I drove up the driveway on January 3rd, 1999 and something kinda settled on me as I got out of the car. Looking back, I believe it was the Lord preparing me for what I was about to hear. I walked in the door of my house and my wife was waiting for me, but not with the usual smile and a kiss. I could hear my twelve year old son crying in the back bedroom. Michelle told me to sit down. She just got off the phone with my stepmom; dad had died yesterday. I dropped my head and began to cry. I asked her after a moment, “How did it happen?” “He took his own life.” My knees gave out and I dropped to the floor and cried so hard I could not contain myself. I was angry and sad at the same time. I could here the rest of my kids crying, scared of seeing daddy like this. My mind flashed back to that morning in ’74 when mom told me dad was leaving us, and now he had left us again.
Theres so much more to the story that this blog won’t allow for, and a lot has happened in the last seventeen years since dad’s death. But I will tell you this, I forgive my dad for leaving us, both times. Because of my trust in Christ, because of my hope in God’s redemptive work though the cross of Christ I am able to keep living. I’m able to keep the pursuit of being a godly husband, of being a father to my kids and to keep pointing them back to Christ. I’m able to process my sadness when I miss him so deeply. His mistakes are a lesson to me on what not to do, and how not to live. I thank God for my dad. There are so many life events that he has missed out upon; watching all his kids become God fearing adults, his grandkids growing up and learning to chase after the heart of God, and missing the joy of his great grands.
It is my hope for you fathers reading this that your Father’s day was blessed. But more importantly, I hope that you have found your purpose, your healing and your salvation in Christ. There is a great worship album that I have been soaking upon, “here as in Heaven by elevation Worship. Here’s one of the life-giving songs for you to soak upon: https://m.youtube.com/watch?v=rYQ5yXCc_CA
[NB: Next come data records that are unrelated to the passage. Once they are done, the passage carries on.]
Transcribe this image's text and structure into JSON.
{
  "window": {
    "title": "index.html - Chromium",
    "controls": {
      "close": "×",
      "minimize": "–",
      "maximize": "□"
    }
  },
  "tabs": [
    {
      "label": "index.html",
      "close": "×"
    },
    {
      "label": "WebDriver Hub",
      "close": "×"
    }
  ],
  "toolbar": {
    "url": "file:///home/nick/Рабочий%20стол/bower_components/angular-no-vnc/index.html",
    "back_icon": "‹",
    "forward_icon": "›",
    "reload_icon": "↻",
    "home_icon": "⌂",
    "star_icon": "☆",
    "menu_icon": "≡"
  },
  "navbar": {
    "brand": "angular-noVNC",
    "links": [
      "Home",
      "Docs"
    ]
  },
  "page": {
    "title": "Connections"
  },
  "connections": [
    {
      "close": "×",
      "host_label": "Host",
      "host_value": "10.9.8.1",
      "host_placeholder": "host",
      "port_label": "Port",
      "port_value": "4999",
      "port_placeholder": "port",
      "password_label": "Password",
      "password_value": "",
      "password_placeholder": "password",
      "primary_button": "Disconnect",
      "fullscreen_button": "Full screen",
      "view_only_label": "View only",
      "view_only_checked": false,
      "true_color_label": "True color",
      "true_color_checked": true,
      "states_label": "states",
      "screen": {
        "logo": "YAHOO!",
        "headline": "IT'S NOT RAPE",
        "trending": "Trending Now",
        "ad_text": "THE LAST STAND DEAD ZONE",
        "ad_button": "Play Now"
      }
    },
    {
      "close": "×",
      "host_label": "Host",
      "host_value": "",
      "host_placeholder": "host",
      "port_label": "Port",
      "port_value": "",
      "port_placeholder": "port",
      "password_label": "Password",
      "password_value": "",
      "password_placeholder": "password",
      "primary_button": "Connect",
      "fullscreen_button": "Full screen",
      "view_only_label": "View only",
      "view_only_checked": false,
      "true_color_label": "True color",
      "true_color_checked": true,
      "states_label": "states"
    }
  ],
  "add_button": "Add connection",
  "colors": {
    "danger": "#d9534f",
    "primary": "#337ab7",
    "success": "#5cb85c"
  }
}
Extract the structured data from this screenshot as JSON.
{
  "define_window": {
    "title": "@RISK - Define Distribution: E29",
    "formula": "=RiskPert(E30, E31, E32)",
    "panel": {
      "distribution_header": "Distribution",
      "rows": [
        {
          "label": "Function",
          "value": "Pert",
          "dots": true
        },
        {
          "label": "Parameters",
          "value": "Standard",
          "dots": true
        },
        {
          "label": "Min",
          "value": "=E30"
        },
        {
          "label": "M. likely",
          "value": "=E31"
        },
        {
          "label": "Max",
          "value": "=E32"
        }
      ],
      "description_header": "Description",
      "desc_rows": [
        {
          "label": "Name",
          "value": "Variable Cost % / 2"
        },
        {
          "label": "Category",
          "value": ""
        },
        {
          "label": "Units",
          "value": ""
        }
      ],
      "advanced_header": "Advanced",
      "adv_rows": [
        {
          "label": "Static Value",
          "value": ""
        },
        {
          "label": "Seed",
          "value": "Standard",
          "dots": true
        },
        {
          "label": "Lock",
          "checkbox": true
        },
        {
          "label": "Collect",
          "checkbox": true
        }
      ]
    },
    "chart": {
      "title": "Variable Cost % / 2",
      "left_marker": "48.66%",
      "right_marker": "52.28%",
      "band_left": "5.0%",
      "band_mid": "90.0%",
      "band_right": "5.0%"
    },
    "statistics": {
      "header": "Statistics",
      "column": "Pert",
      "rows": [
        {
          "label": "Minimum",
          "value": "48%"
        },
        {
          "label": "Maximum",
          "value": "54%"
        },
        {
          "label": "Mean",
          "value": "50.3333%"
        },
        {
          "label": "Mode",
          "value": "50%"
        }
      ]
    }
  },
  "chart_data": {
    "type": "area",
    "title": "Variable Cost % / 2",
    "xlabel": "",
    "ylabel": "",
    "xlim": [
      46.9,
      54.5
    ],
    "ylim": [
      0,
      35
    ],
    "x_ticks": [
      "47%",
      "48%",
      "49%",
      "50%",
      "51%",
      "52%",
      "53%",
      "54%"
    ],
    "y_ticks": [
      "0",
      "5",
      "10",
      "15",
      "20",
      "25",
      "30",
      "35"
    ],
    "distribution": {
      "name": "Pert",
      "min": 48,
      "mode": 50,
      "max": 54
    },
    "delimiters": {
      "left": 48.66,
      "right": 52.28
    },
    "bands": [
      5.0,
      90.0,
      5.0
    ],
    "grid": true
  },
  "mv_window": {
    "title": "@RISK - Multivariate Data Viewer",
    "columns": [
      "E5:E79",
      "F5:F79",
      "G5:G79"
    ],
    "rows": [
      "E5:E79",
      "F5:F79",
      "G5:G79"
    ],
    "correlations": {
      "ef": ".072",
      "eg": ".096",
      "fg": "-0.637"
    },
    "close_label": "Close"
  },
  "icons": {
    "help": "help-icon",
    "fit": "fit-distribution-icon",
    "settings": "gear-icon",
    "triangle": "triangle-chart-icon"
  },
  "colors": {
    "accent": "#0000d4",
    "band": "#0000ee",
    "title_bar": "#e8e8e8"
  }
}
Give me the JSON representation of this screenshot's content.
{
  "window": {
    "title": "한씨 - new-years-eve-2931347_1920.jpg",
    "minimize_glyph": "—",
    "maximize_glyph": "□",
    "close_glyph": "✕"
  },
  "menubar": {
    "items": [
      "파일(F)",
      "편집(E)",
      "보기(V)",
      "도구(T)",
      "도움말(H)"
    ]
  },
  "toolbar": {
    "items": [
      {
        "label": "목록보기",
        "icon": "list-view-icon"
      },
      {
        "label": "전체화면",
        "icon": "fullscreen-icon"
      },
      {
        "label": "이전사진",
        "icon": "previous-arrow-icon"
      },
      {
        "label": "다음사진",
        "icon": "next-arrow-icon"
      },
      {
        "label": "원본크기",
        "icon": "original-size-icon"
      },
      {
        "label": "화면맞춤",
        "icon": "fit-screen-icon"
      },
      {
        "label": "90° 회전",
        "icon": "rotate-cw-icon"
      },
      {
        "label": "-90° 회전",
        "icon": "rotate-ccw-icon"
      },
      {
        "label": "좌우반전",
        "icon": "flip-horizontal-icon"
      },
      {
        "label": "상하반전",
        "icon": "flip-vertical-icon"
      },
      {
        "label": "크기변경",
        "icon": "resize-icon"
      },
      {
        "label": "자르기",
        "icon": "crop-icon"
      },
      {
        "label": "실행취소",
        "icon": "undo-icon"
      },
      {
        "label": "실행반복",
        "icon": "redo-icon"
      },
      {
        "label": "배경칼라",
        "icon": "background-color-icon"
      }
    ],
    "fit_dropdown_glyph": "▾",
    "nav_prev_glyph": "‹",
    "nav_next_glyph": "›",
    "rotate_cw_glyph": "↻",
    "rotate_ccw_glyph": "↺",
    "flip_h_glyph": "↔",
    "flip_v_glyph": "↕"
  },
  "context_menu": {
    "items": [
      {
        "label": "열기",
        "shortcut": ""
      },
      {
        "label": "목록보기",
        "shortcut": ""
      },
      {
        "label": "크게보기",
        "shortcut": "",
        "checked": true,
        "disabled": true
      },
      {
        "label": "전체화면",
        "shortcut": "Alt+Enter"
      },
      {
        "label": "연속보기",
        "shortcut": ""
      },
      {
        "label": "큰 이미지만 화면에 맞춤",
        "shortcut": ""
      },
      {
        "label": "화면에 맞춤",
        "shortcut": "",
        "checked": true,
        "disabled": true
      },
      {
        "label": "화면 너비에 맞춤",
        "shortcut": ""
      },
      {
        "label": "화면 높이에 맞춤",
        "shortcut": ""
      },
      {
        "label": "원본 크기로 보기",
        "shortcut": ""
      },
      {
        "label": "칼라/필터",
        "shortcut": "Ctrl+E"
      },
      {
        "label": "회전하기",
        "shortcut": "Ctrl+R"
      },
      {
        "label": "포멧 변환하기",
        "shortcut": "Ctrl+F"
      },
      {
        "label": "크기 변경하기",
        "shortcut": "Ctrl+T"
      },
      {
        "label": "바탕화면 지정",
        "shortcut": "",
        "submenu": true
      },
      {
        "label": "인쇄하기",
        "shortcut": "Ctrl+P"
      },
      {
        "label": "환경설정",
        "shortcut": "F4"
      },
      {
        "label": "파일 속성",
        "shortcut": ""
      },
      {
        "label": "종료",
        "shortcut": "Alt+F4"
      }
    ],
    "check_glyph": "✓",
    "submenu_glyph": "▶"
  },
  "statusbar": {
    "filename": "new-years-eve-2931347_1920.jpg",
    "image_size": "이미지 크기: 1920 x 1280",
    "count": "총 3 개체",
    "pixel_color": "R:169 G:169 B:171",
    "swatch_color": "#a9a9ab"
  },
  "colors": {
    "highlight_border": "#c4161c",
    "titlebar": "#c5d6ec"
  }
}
I can tell you that whatever good you may see in me, any success that I may have in my family, is only because I have had to spend many a moment over the last 30 plus years at the altar of Jesus. In Him, I have found healing to my broken heart. In Him, I have found the strength to take on a new day when my heart is just not in it. In Him I have found courage to face my fears: fears of failing as a husband, a father, a man after His heart, that He won’t forgive me of my repeated sins. My dads errors, his failings have pushed me closer to the cross. I fail daily. In my heart and my mind I fall short of Him and His will for me…but I also swim in the ocean of His grace and forgiveness.
The word of God is filled with a history of broken men who have been used to accomplish His purpose, and His purpose continues today. Are you men, part of His purpose, or are you hamstrung by some sin that the enemy has convinced you to live with? My God tells us to throw it aside and run! “…let us lay aside every weight, and the sin which so easily ensnares us, and let us run with endurance the race that is set before us, looking unto Jesus, the author and finisher of our faith, who for the joy that was set before Him endured the cross, despising the shame, and has sat down at the right hand of the throne of God.” Hebrews 12.
I love my dad. I hope and pray that somehow, he found Jesus before he took his last breath in that lonely hotel room. I trust my sovereign Father in heaven to make that call. For you and me, who are still breathing, we need to keep running. Run my brothers. Run to Jesus. Run to your victory. Run to your healing. Run to your Savior and settle for nothing less, than all of Him. Peace friends.